at The Middle East Cafe
by Scott Hefflon
photo by Trevor Whitaker or James McVey
It seemed the whole front row knew every song word for word. I knew it had two cute furry animals on the cover and looked cool as it spun in the clear-top CD player. That and the tunes were catchy. It’s one of the CDs you toss on and pay bills, do dishes, or write Christmas Cards to. You find yourself mouthing the choruses (or at least something close). That’s when you realize that you really dig the band.

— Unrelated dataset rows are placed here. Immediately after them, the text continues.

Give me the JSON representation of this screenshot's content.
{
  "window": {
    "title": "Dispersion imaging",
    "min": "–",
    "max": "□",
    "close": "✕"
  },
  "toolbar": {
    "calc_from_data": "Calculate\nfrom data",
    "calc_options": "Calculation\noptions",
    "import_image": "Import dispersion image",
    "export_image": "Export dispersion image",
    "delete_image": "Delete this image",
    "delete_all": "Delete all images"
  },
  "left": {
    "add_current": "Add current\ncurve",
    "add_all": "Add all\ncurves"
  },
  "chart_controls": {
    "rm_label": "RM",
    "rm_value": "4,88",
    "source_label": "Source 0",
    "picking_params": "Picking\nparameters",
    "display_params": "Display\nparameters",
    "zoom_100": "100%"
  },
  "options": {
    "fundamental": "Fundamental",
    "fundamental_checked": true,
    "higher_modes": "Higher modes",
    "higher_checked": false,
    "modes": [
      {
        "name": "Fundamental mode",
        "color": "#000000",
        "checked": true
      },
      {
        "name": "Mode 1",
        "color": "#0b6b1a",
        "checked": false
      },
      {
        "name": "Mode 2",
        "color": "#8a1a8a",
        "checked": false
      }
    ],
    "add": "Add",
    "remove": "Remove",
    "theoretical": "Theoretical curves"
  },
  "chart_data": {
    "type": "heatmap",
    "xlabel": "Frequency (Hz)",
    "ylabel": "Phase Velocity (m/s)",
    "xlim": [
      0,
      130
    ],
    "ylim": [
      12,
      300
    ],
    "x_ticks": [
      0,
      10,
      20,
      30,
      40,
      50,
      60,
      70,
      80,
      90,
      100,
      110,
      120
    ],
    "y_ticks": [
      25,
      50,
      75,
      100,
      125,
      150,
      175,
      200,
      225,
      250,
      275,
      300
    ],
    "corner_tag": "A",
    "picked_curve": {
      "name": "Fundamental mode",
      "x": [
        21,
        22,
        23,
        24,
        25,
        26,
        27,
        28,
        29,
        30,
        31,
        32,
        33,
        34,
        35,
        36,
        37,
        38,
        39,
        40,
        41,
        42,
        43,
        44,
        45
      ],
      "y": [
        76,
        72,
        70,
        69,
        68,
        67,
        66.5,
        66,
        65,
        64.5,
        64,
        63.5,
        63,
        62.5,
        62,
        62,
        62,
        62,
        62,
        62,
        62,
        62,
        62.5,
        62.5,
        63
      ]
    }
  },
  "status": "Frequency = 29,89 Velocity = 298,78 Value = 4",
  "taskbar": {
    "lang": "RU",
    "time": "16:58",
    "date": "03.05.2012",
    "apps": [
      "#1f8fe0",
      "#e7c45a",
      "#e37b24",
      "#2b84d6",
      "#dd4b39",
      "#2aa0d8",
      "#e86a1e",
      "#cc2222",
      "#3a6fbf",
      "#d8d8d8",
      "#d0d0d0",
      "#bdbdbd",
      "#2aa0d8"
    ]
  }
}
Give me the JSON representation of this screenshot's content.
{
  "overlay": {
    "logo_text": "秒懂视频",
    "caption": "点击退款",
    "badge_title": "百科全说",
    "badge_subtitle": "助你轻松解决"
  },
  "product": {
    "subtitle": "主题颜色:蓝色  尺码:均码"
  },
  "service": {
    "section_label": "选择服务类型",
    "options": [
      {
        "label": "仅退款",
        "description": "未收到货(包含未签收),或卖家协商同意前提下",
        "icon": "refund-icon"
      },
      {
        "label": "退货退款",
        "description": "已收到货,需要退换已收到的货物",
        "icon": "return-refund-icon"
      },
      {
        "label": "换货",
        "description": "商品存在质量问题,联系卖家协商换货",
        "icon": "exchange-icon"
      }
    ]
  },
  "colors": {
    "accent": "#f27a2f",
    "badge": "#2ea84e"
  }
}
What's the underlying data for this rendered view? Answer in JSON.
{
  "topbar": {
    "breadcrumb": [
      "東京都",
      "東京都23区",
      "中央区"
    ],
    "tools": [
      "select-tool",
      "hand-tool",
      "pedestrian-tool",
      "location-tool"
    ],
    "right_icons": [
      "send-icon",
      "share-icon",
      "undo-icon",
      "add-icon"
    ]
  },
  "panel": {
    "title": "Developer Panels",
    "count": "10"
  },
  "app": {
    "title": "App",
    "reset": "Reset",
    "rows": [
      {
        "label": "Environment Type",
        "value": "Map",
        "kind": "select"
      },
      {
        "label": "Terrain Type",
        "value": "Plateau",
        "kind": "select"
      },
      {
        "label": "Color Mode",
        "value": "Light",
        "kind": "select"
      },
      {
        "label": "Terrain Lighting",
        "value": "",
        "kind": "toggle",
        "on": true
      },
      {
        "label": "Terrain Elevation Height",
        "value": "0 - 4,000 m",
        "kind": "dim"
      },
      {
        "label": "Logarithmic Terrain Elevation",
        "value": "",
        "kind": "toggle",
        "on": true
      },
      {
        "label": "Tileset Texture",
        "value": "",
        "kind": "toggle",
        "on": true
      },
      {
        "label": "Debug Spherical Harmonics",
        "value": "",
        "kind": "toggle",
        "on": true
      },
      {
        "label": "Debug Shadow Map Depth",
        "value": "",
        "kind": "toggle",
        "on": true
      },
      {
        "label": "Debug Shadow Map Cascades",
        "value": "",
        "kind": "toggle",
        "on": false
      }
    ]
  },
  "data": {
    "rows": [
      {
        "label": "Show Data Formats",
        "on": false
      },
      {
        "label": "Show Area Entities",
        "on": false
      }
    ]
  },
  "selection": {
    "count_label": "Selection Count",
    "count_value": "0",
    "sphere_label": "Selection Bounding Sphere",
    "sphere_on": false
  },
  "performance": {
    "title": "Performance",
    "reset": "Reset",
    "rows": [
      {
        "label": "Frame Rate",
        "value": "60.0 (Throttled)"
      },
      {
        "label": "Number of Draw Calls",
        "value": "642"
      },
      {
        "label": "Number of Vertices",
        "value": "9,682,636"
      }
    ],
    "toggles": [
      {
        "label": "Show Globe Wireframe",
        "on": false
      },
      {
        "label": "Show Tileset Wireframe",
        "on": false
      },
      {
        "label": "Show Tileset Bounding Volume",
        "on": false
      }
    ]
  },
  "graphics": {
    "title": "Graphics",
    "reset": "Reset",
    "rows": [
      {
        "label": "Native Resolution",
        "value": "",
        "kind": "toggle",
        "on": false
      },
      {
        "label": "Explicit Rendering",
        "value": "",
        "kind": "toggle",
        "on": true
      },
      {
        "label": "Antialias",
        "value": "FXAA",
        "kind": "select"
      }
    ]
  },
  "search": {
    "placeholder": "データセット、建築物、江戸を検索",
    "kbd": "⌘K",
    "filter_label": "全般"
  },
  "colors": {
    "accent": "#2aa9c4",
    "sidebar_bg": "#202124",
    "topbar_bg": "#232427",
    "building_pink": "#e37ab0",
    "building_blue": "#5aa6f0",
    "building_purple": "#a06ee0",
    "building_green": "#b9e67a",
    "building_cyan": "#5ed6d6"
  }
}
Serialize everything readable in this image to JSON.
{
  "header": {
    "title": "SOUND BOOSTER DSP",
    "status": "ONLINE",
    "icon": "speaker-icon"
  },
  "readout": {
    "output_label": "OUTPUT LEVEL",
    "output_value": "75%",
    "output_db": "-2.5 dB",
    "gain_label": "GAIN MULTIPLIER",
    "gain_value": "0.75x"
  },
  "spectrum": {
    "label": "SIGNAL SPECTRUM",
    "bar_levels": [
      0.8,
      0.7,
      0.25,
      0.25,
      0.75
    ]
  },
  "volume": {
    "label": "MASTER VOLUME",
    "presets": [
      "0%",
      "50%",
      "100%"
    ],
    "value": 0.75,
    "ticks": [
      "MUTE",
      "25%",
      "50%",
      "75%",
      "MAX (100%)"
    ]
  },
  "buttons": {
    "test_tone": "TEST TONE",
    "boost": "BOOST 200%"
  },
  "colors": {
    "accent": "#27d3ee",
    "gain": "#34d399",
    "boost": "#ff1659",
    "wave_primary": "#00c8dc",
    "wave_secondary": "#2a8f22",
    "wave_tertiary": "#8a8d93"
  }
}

When they played the Middle East with Lotion and Boston powerpop faves, The Flying Nuns, they were unassuming and jammed with the passion of non-jaded, well-traveled musicians. It was a surgical strike performance- tight and explosive, the between song banter, loose and personal. The bassist, Bean lived up to his name, jumping all around the stage, smiling a lot, but always arriving back at the mic just in the nick of time to chip in his harmonies. Bean’s bounciness contrasts and compliments singer/guitarist Bob Reed’s stabilizing presence.
Bob’s a big guy. He stood at stage right and led the band through the mid-tempo pop/frantic punk/noise/ melancholy interludes and poured out honest heartfelt vocals. Reed’s voice was hoarse and grungy during the furious guitar assaults yet mellowed and seemed to reach something deeper and personal when the overdrive was off. Reed’s guitar work may not revolutionize playing techniques, but he does seem to have a knack for capturing the mood, whether it be through a blasting drunk-rock chugging or a single, singing lead that builds into a groovy pop song.
They played covers of “Hybrid Moments” (Misfits) and one by San Fran. buds, the Meices, who are constantly compared to The Replacement by journalists who find burglarizing press kits much simpler than actually thinking. The band “ended” with a massive medley of four or so of their bop-punk rages strung together without even pausing to breath.
After a failed attempt at chanting “Overwhelming Colorfast” (perhaps monosyllabic simplicity has its merits after all), the band returned to the stage and joked, “It ain’t over ’til the fat man sings.” They played more songs, the crowd danced and I, your humble reviewer, scribbled more illegible notes.